The plane journey

By: Roger and Megan

Some dilemmas and setbacks but arrived safely in Almaty

After about 2 hours sleep (4 am-6 am) and some more last minute running around we drove to the airport on Tuesday with our remaining luggage (93 kg worth). We had to be at the airport before 5.30 pm for our 10.20 pm flight, because the freight company that was to handle our excess luggage to Astana (for cheap - this was the special deal Roger had arranged last week with the CEO of the company) closed business at 6.30 pm. After lots of heavy lifting we finally arrived at the freight counter, but strangely the counter was unattended and bare. After abit of waiting around, we decided to call the number of the freight forwarder, but the number didn't seem to be connecting... We decided to ask one of the other airport staff about why the counter was unattended. The lady we asked said "Oh sorry, they have just gone out of business, and closed shop only a day or two ago, because of the economic crisis."


It was only a few days ago that we had organised with the company to freight our gear today (excess baggage is normally AUD$58 per kilo). So now we were stuck at the airport with what we thought was 33 kg excess baggage (after wearing 16 kg of it). In the end after talking to airport management we found that because of the economic crisis, all freight forwarders at the airport had closed down and gone out of business, so our only remaining option was to check it in as excess baggage....and pay for it. After meekly walking up to the check-in counter (wearing 16 kg of luggage so it wouldnt count as baggage since it was clothing on our person...) we were kindly informed that we were actually allowed 30 kg each (not 20 kg as we were led to believe), and that she would only charge us for an extra $300. Considering we were facing a possible $1800 bill, $300 sounded rather reasonable.

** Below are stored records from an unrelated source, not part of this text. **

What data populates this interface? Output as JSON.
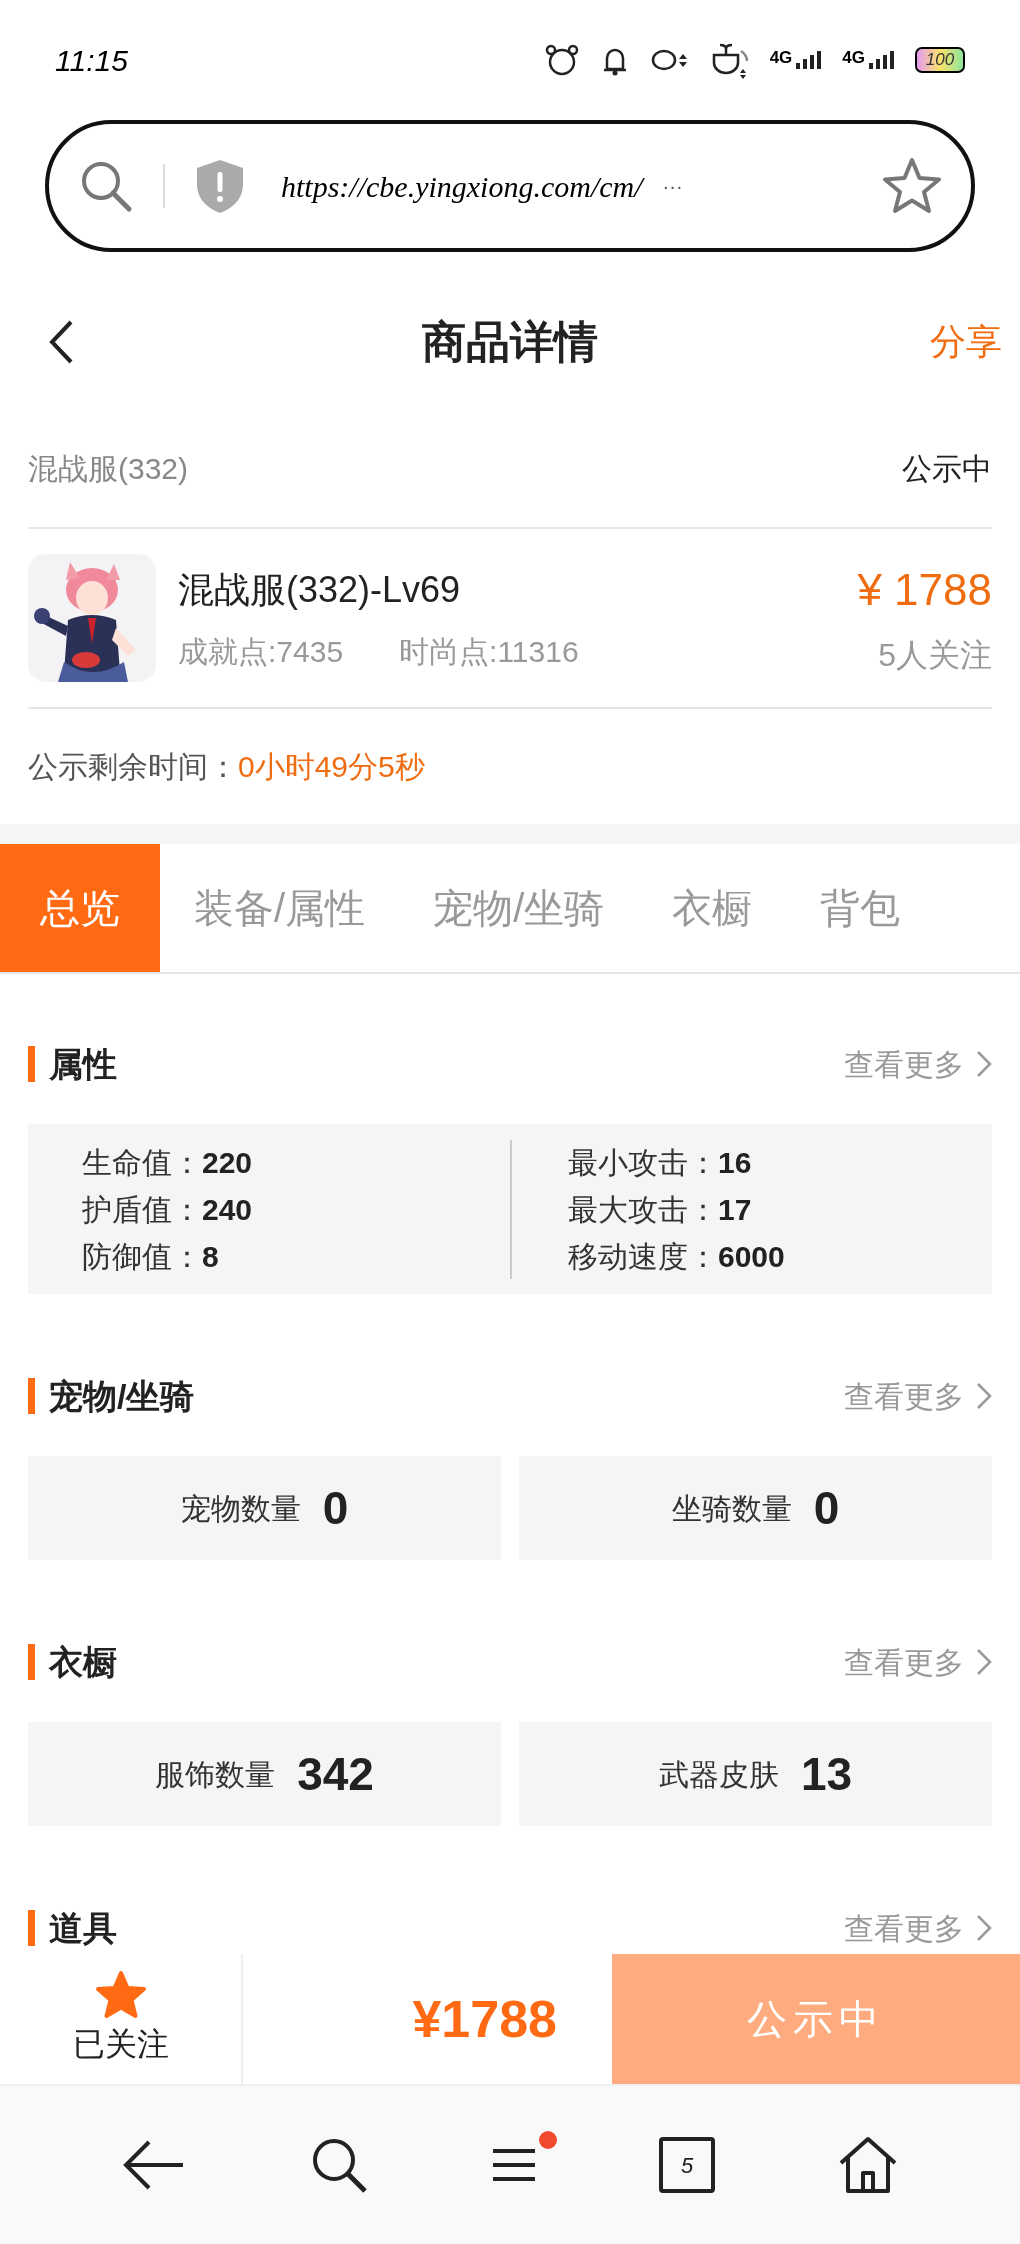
{
  "status_bar": {
    "time": "11:15",
    "network_1": "4G",
    "network_2": "4G",
    "battery": "100"
  },
  "address_bar": {
    "url": "https://cbe.yingxiong.com/cm/",
    "ellipsis": "···"
  },
  "header": {
    "title": "商品详情",
    "share": "分享"
  },
  "listing": {
    "server": "混战服(332)",
    "status": "公示中",
    "title": "混战服(332)-Lv69",
    "points": [
      "成就点:7435",
      "时尚点:11316"
    ],
    "price": "¥ 1788",
    "followers": "5人关注",
    "countdown_label": "公示剩余时间：",
    "countdown": "0小时49分5秒"
  },
  "tabs": [
    {
      "label": "总览",
      "selected": true
    },
    {
      "label": "装备/属性",
      "selected": false
    },
    {
      "label": "宠物/坐骑",
      "selected": false
    },
    {
      "label": "衣橱",
      "selected": false
    },
    {
      "label": "背包",
      "selected": false
    }
  ],
  "sections": [
    {
      "kind": "attributes",
      "title": "属性",
      "more": "查看更多",
      "left": [
        {
          "label": "生命值：",
          "value": "220"
        },
        {
          "label": "护盾值：",
          "value": "240"
        },
        {
          "label": "防御值：",
          "value": "8"
        }
      ],
      "right": [
        {
          "label": "最小攻击：",
          "value": "16"
        },
        {
          "label": "最大攻击：",
          "value": "17"
        },
        {
          "label": "移动速度：",
          "value": "6000"
        }
      ]
    },
    {
      "kind": "counts",
      "title": "宠物/坐骑",
      "more": "查看更多",
      "items": [
        {
          "label": "宠物数量",
          "value": "0"
        },
        {
          "label": "坐骑数量",
          "value": "0"
        }
      ]
    },
    {
      "kind": "counts",
      "title": "衣橱",
      "more": "查看更多",
      "items": [
        {
          "label": "服饰数量",
          "value": "342"
        },
        {
          "label": "武器皮肤",
          "value": "13"
        }
      ]
    },
    {
      "kind": "heading",
      "title": "道具",
      "more": "查看更多"
    }
  ],
  "action_bar": {
    "follow_label": "已关注",
    "followed": true,
    "price": "¥1788",
    "button": "公示中"
  },
  "nav": {
    "tab_count": "5",
    "menu_badge": true
  }
}
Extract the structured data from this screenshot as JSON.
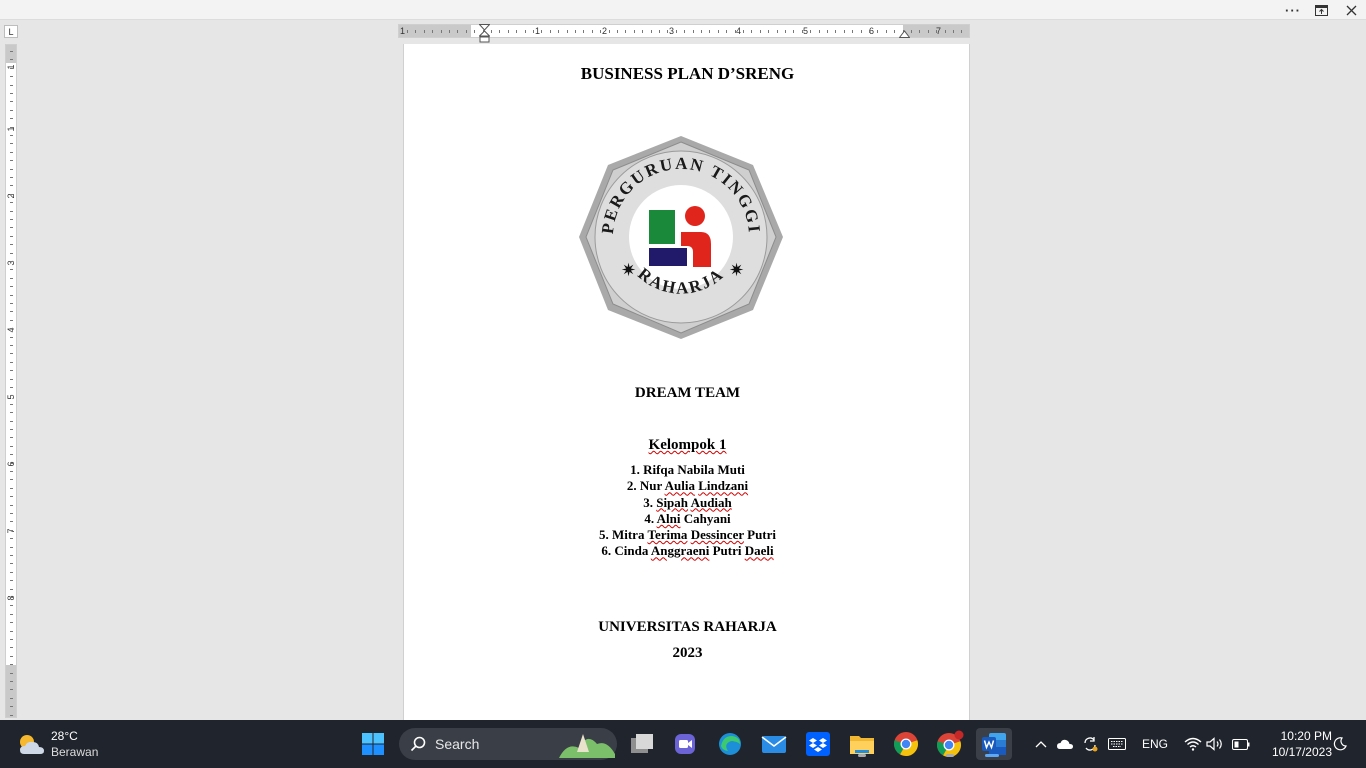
{
  "window": {
    "more_label": "···",
    "restore_icon": "restore-icon",
    "close_icon": "close-icon"
  },
  "ruler": {
    "corner_label": "L",
    "h_numbers": [
      "1",
      "1",
      "2",
      "3",
      "4",
      "5",
      "6",
      "7"
    ],
    "v_numbers": [
      "1",
      "1",
      "2",
      "3",
      "4",
      "5",
      "6",
      "7",
      "8"
    ]
  },
  "document": {
    "title": "BUSINESS PLAN D’SRENG",
    "logo": {
      "top_text": "PERGURUAN TINGGI",
      "bottom_text": "RAHARJA",
      "colors": {
        "green": "#1a8a3a",
        "red": "#e0261c",
        "navy": "#21196a",
        "ring": "#d8d8d8",
        "frame": "#a9a9a9"
      }
    },
    "team": "DREAM TEAM",
    "group": "Kelompok 1",
    "members": [
      "1.  Rifqa Nabila Muti",
      "2.  Nur Aulia Lindzani",
      "3.  Sipah Audiah",
      "4.  Alni Cahyani",
      "5.  Mitra Terima Dessincer Putri",
      "6.  Cinda Anggraeni Putri Daeli"
    ],
    "university": "UNIVERSITAS RAHARJA",
    "year": "2023"
  },
  "taskbar": {
    "weather": {
      "temp": "28°C",
      "condition": "Berawan",
      "icon": "partly-cloudy-icon"
    },
    "search_label": "Search",
    "apps": [
      "start-icon",
      "search-icon",
      "task-view-icon",
      "meet-icon",
      "edge-icon",
      "mail-icon",
      "dropbox-icon",
      "file-explorer-icon",
      "chrome-icon",
      "chrome-profile-icon",
      "word-icon"
    ],
    "tray": {
      "language": "ENG"
    },
    "clock": {
      "time": "10:20 PM",
      "date": "10/17/2023"
    }
  }
}
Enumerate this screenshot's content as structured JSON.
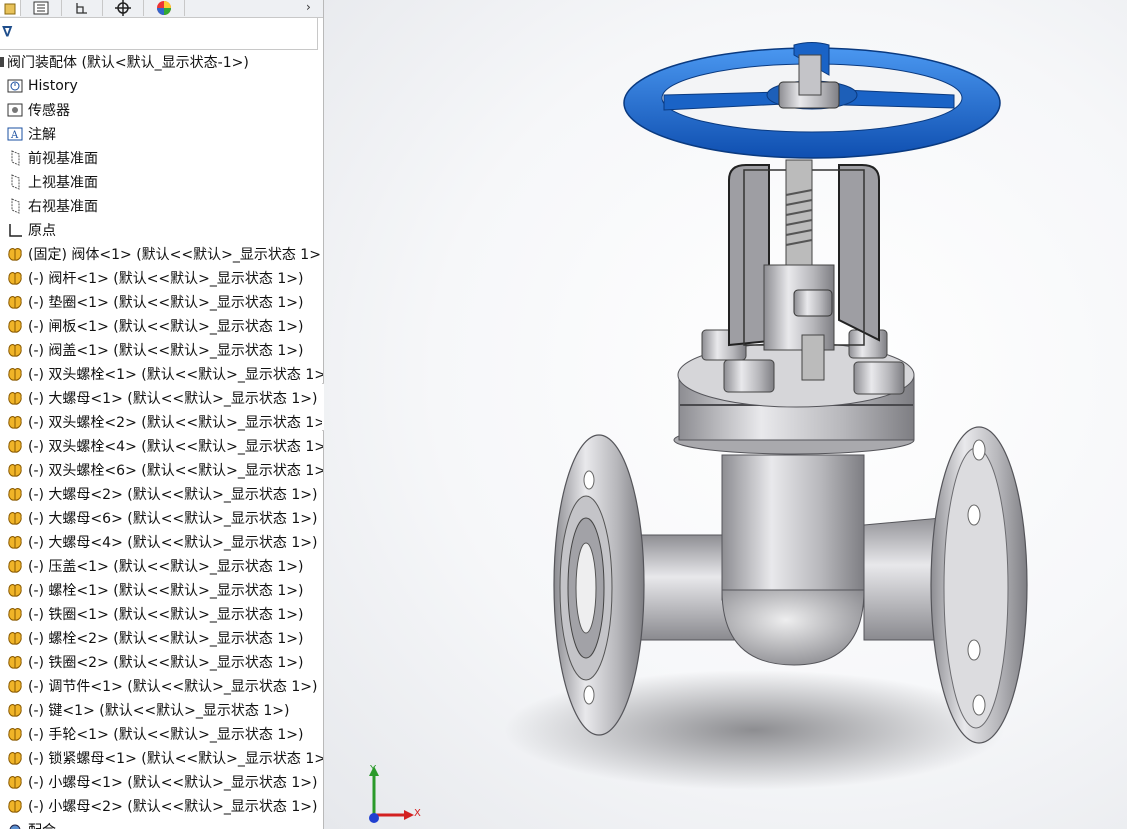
{
  "tabs": [
    {
      "name": "feature-manager-tab",
      "icon": "feature-tree-icon"
    },
    {
      "name": "property-manager-tab",
      "icon": "property-list-icon"
    },
    {
      "name": "configuration-manager-tab",
      "icon": "configuration-icon"
    },
    {
      "name": "dimxpert-tab",
      "icon": "crosshair-icon"
    },
    {
      "name": "display-manager-tab",
      "icon": "color-wheel-icon"
    }
  ],
  "tree": {
    "root": "阀门装配体  (默认<默认_显示状态-1>)",
    "items": [
      {
        "label": "History",
        "icon": "history-icon"
      },
      {
        "label": "传感器",
        "icon": "sensor-icon"
      },
      {
        "label": "注解",
        "icon": "annotation-icon"
      },
      {
        "label": "前视基准面",
        "icon": "plane-icon"
      },
      {
        "label": "上视基准面",
        "icon": "plane-icon"
      },
      {
        "label": "右视基准面",
        "icon": "plane-icon"
      },
      {
        "label": "原点",
        "icon": "origin-icon"
      },
      {
        "label": "(固定) 阀体<1> (默认<<默认>_显示状态 1>",
        "icon": "part-icon"
      },
      {
        "label": "(-) 阀杆<1> (默认<<默认>_显示状态 1>)",
        "icon": "part-icon"
      },
      {
        "label": "(-) 垫圈<1> (默认<<默认>_显示状态 1>)",
        "icon": "part-icon"
      },
      {
        "label": "(-) 闸板<1> (默认<<默认>_显示状态 1>)",
        "icon": "part-icon"
      },
      {
        "label": "(-) 阀盖<1> (默认<<默认>_显示状态 1>)",
        "icon": "part-icon"
      },
      {
        "label": "(-) 双头螺栓<1> (默认<<默认>_显示状态 1>)",
        "icon": "part-icon"
      },
      {
        "label": "(-) 大螺母<1> (默认<<默认>_显示状态 1>)",
        "icon": "part-icon"
      },
      {
        "label": "(-) 双头螺栓<2> (默认<<默认>_显示状态 1>)",
        "icon": "part-icon"
      },
      {
        "label": "(-) 双头螺栓<4> (默认<<默认>_显示状态 1>)",
        "icon": "part-icon"
      },
      {
        "label": "(-) 双头螺栓<6> (默认<<默认>_显示状态 1>)",
        "icon": "part-icon"
      },
      {
        "label": "(-) 大螺母<2> (默认<<默认>_显示状态 1>)",
        "icon": "part-icon"
      },
      {
        "label": "(-) 大螺母<6> (默认<<默认>_显示状态 1>)",
        "icon": "part-icon"
      },
      {
        "label": "(-) 大螺母<4> (默认<<默认>_显示状态 1>)",
        "icon": "part-icon"
      },
      {
        "label": "(-) 压盖<1> (默认<<默认>_显示状态 1>)",
        "icon": "part-icon"
      },
      {
        "label": "(-) 螺栓<1> (默认<<默认>_显示状态 1>)",
        "icon": "part-icon"
      },
      {
        "label": "(-) 铁圈<1> (默认<<默认>_显示状态 1>)",
        "icon": "part-icon"
      },
      {
        "label": "(-) 螺栓<2> (默认<<默认>_显示状态 1>)",
        "icon": "part-icon"
      },
      {
        "label": "(-) 铁圈<2> (默认<<默认>_显示状态 1>)",
        "icon": "part-icon"
      },
      {
        "label": "(-) 调节件<1> (默认<<默认>_显示状态 1>)",
        "icon": "part-icon"
      },
      {
        "label": "(-) 键<1> (默认<<默认>_显示状态 1>)",
        "icon": "part-icon"
      },
      {
        "label": "(-) 手轮<1> (默认<<默认>_显示状态 1>)",
        "icon": "part-icon"
      },
      {
        "label": "(-) 锁紧螺母<1> (默认<<默认>_显示状态 1>)",
        "icon": "part-icon"
      },
      {
        "label": "(-) 小螺母<1> (默认<<默认>_显示状态 1>)",
        "icon": "part-icon"
      },
      {
        "label": "(-) 小螺母<2> (默认<<默认>_显示状态 1>)",
        "icon": "part-icon"
      },
      {
        "label": "配合",
        "icon": "mates-icon"
      }
    ]
  },
  "triad": {
    "x_label": "X",
    "y_label": "Y"
  },
  "colors": {
    "handwheel": "#1f6fd6",
    "steel": "#b9b9bd",
    "axis_x": "#d32020",
    "axis_y": "#2a9a2a",
    "axis_z": "#2040d0"
  }
}
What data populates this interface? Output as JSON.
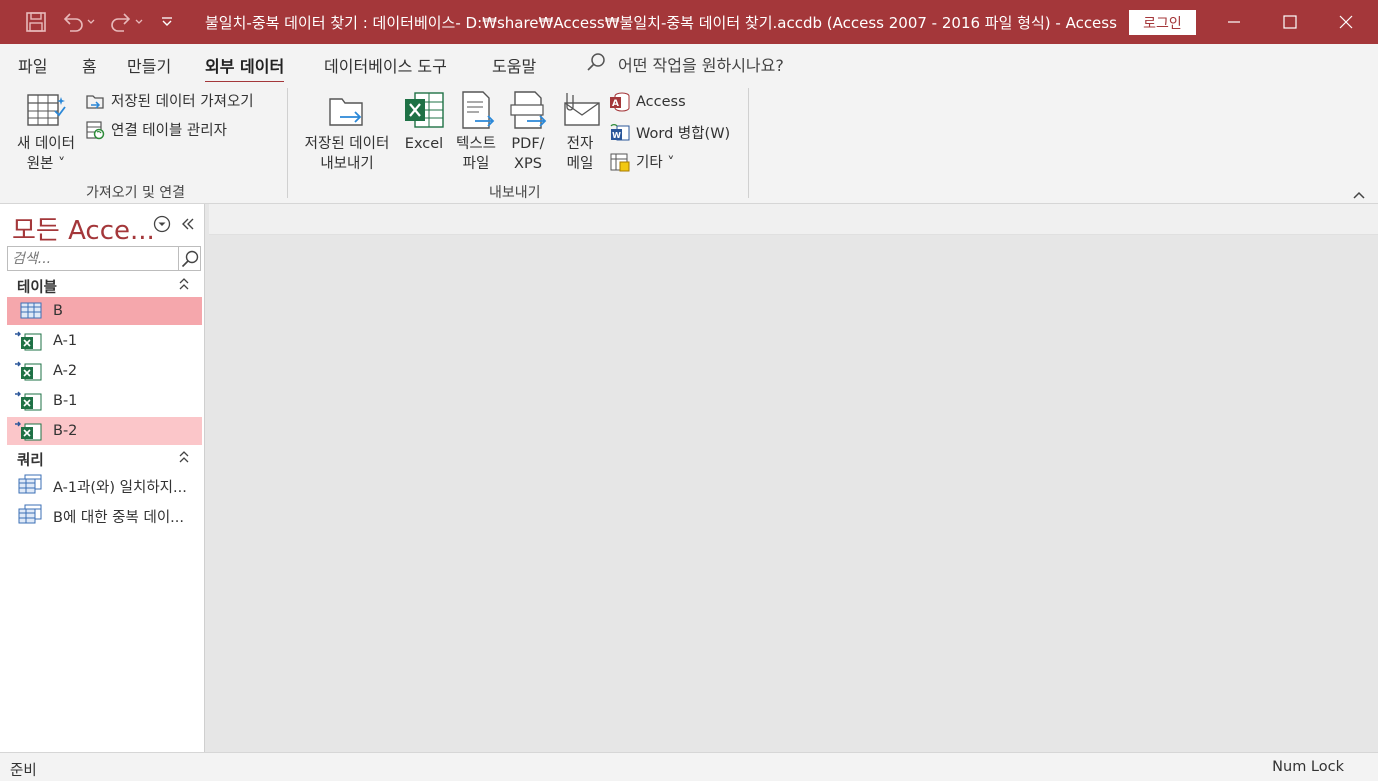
{
  "colors": {
    "accent": "#a4373a",
    "selection_strong": "#f5a7ac",
    "selection_light": "#fbc6c9",
    "workspace": "#e6e6e6"
  },
  "titlebar": {
    "title": "불일치-중복 데이터 찾기 : 데이터베이스- D:₩share₩Access₩불일치-중복 데이터 찾기.accdb (Access 2007 - 2016 파일 형식)  -  Access",
    "login": "로그인",
    "qat": [
      "save-icon",
      "undo-icon",
      "redo-icon",
      "customize-icon"
    ],
    "window_buttons": [
      "minimize-icon",
      "maximize-icon",
      "close-icon"
    ]
  },
  "menu": {
    "tabs": [
      "파일",
      "홈",
      "만들기",
      "외부 데이터",
      "데이터베이스 도구",
      "도움말"
    ],
    "active_tab": "외부 데이터",
    "tell_me": "어떤 작업을 원하시나요?"
  },
  "ribbon": {
    "import_group": {
      "label": "가져오기 및 연결",
      "new_source_line1": "새 데이터",
      "new_source_line2": "원본 ˅",
      "saved_imports": "저장된 데이터 가져오기",
      "linked_table_manager": "연결 테이블 관리자"
    },
    "export_group": {
      "label": "내보내기",
      "saved_exports_line1": "저장된 데이터",
      "saved_exports_line2": "내보내기",
      "excel": "Excel",
      "text_line1": "텍스트",
      "text_line2": "파일",
      "pdf_line1": "PDF/",
      "pdf_line2": "XPS",
      "email_line1": "전자",
      "email_line2": "메일",
      "access": "Access",
      "word_merge": "Word 병합(W)",
      "more": "기타 ˅"
    }
  },
  "navpane": {
    "title": "모든 Acce...",
    "search_placeholder": "검색...",
    "sections": [
      {
        "label": "테이블",
        "items": [
          {
            "label": "B",
            "icon": "table-icon",
            "state": "selected"
          },
          {
            "label": "A-1",
            "icon": "linked-excel-icon",
            "state": ""
          },
          {
            "label": "A-2",
            "icon": "linked-excel-icon",
            "state": ""
          },
          {
            "label": "B-1",
            "icon": "linked-excel-icon",
            "state": ""
          },
          {
            "label": "B-2",
            "icon": "linked-excel-icon",
            "state": "hover"
          }
        ]
      },
      {
        "label": "쿼리",
        "items": [
          {
            "label": "A-1과(와) 일치하지...",
            "icon": "query-icon",
            "state": ""
          },
          {
            "label": "B에 대한 중복 데이...",
            "icon": "query-icon",
            "state": ""
          }
        ]
      }
    ]
  },
  "statusbar": {
    "left": "준비",
    "right": "Num Lock"
  }
}
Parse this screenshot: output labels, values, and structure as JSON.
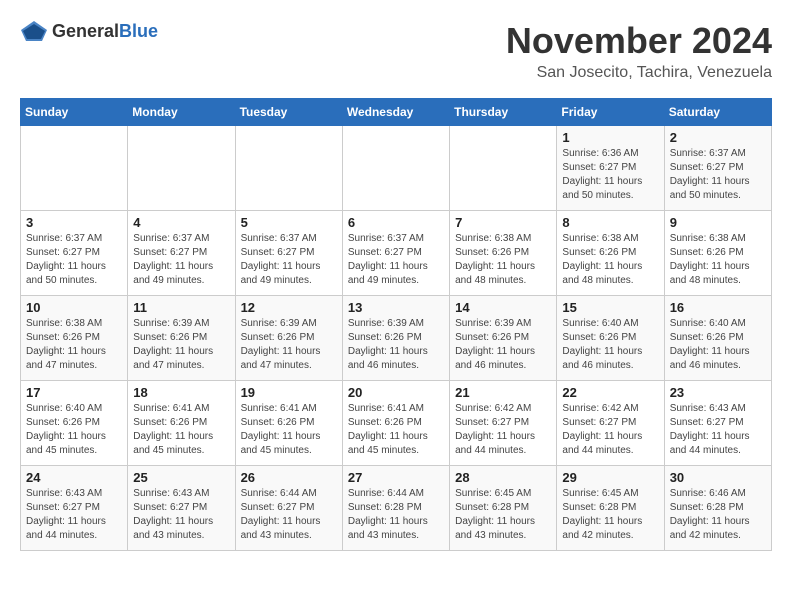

So that was a great relief.

Fortunately the first few days of the flight to Astana went fairly smoothly for us, because otherwise we would have been a complete wreck (14 h Melbourne - Abu Dhabi, 4 hour stopover, 6 h Abu Dhabi to Almaty). Getting through customs was no hassle (just a long queue because we were initially in the wrong line), but we nearly ran into trouble picking up our luggage. While Roger was been scrutineered by the passport control lady (the passport photo was pre hair cut), two Kazakhstani men had started picking up our luggage and putting it onto a trolley for us. This might seem like a nice friendly gesture (it did to Megan!) but when Roger arrived too he saw straight through it and insisted that we can do it ourselves. We don't know much Russian, but we know the essential "nyet nyet!" (no no!). When they started saying "twenty dollars?" "ten dollars?" Megan finally worked out that friendly gestures aren't always for free!

We were very relieved to see Vitaliy's face through the gates at the airport. We hadn't met him before (just seen his photo in the Discovery Kazakhstan magazine) but we knew he also recognised us too - oh, the Australian Geographic T-shirts might have been a clue!

After a 40 min bus ride with him through Almaty, we arrived at the flat he and his other colleagues had rented for a few days for their business trip to Almaty. At that time it was some 24 hours we had left Melbourne, so we were extremely tired. Nonetheless, we were informed that we were to be thrown a party that night by the Historico-Geographic Society, and that some journalists would be attending and that we would be interviewed by the daily, national newspaper. During the interview, we could hardly comprehend English, let alone Russian, but we managed to hold up OK during the interview (thanks to the interpreter) and are just about to hit the sack. Got a few days' of sleep to catch up on, if we can.

Tomorrow, on to Astana, or maybe Karaganda - who knows?!